DETROIT (CIRCA) — The Cadieux Cafe in Detroit may be the only place you can feather bowl in the United States, if not the world. Based on a Belgian game -- but using a feather rather than a wooden peg as a target -- feather bowling has been played at Cadieux Cafe since well before the 1960s, when Ron Devos' father bought the bar.
"When my dad passed away, we -- my sister and my mom and I -- opened the feather bowling to the public," said Devos, now 68. "And that's when we started running out the lanes, and that's when the popularity really grew around here. It's where we are today."
There are over 60 members in the cafe's feather bowling league, which is the maximum Devos will allow in a given season. Many of the bowlers are attracted to the sport -- which is actually much closer to curling or bocce than to American-style pin bowling -- because of its creativity and always-changing nature.
"There's a variety of shots that you have to make," says Michael John, Cadieux feather bowling club president. "The lanes themselves sometimes play into it ... a little rut over here or a little dip on this side, and the ball will just sort of go up and come right back."
The lanes, which are concave and made of clay, change with the seasons and the moisture. John said that it can be different even just week to week.
John got into feather bowling through his brother-in-law and never looked back. He's been playing now for 12 years.
"There's an infinite number of possibilities in terms of where the ball can go and how it's going to work," he adds. "The randomness is fun."
Feather bowling was brought to the Cadieux cafe by Belgian immigrants to Detroit. But don't go feather bowling looking for an authentic Belgian experience.
On a recent trip to Belgium, John kept asking Belgians in Brussels or Gent if they knew where he could go feather bowling. He eventually found a group in a small town playing the game with a peg rather than a feather, but it was a journey to get there.

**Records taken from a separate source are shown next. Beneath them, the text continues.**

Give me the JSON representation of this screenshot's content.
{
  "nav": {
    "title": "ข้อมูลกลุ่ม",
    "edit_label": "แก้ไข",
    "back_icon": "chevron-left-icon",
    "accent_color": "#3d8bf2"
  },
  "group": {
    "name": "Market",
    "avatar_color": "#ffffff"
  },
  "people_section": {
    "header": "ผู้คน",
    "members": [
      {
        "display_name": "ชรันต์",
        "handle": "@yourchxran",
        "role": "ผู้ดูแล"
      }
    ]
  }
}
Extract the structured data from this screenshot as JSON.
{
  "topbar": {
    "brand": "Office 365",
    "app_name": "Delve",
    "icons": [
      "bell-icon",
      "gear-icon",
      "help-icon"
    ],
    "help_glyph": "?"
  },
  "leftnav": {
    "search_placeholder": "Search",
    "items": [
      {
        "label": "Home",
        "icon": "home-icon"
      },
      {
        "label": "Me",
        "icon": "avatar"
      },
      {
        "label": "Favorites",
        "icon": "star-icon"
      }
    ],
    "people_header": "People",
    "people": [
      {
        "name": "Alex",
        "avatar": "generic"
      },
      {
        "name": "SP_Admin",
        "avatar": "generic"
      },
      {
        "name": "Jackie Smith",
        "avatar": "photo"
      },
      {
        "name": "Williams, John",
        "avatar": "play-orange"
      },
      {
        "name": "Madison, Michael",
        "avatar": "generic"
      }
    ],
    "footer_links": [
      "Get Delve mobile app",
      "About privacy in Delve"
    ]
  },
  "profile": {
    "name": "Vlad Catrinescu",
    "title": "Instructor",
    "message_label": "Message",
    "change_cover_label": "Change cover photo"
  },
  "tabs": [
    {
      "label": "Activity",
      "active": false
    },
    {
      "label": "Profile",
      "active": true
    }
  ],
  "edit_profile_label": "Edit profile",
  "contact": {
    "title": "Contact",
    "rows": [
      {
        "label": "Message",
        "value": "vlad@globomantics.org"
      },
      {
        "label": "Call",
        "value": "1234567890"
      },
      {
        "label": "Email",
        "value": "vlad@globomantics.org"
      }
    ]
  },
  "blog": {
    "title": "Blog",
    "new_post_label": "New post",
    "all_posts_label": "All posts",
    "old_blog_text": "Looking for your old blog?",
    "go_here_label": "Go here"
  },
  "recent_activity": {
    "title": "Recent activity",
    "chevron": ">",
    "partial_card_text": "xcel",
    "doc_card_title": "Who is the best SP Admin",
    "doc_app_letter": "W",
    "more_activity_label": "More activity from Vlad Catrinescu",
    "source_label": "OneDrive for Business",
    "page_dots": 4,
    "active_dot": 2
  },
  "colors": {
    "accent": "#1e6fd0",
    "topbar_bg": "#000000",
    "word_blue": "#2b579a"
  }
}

"We would say 'do you know about this game?'" John said,. "And they go, 'Nope. Never saw that before, don't know anything about it.'"